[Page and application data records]
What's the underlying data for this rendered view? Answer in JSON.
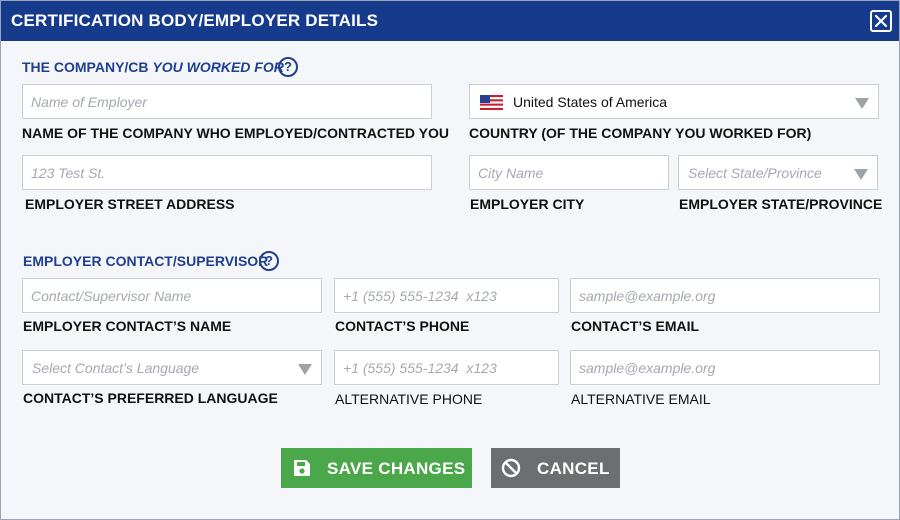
{
  "dialog": {
    "title": "CERTIFICATION BODY/EMPLOYER DETAILS"
  },
  "section_company": {
    "title_prefix": "THE COMPANY/CB ",
    "title_emphasis": "YOU WORKED FOR",
    "help": "?"
  },
  "employer_name": {
    "placeholder": "Name of Employer",
    "label": "NAME OF THE COMPANY WHO EMPLOYED/CONTRACTED YOU"
  },
  "country": {
    "value": "United States of America",
    "label": "COUNTRY (OF THE COMPANY YOU WORKED FOR)",
    "flag_icon": "us-flag-icon"
  },
  "street": {
    "placeholder": "123 Test St.",
    "label": "EMPLOYER STREET ADDRESS"
  },
  "city": {
    "placeholder": "City Name",
    "label": "EMPLOYER CITY"
  },
  "state": {
    "placeholder": "Select State/Province",
    "label": "EMPLOYER STATE/PROVINCE"
  },
  "section_contact": {
    "title": "EMPLOYER CONTACT/SUPERVISOR",
    "help": "?"
  },
  "contact_name": {
    "placeholder": "Contact/Supervisor Name",
    "label": "EMPLOYER CONTACT’S NAME"
  },
  "contact_phone": {
    "placeholder": "+1 (555) 555-1234  x123",
    "label": "CONTACT’S PHONE"
  },
  "contact_email": {
    "placeholder": "sample@example.org",
    "label": "CONTACT’S EMAIL"
  },
  "contact_language": {
    "placeholder": "Select Contact’s Language",
    "label": "CONTACT’S PREFERRED LANGUAGE"
  },
  "alt_phone": {
    "placeholder": "+1 (555) 555-1234  x123",
    "label": "ALTERNATIVE PHONE"
  },
  "alt_email": {
    "placeholder": "sample@example.org",
    "label": "ALTERNATIVE EMAIL"
  },
  "buttons": {
    "save": "SAVE CHANGES",
    "cancel": "CANCEL"
  },
  "colors": {
    "title_bar": "#163a8c",
    "section_title": "#1f3f91",
    "save_button": "#4aa84a",
    "cancel_button": "#6c6e71"
  }
}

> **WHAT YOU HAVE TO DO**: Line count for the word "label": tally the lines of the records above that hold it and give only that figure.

> **SOLUTION FOR THIS TASK**: 11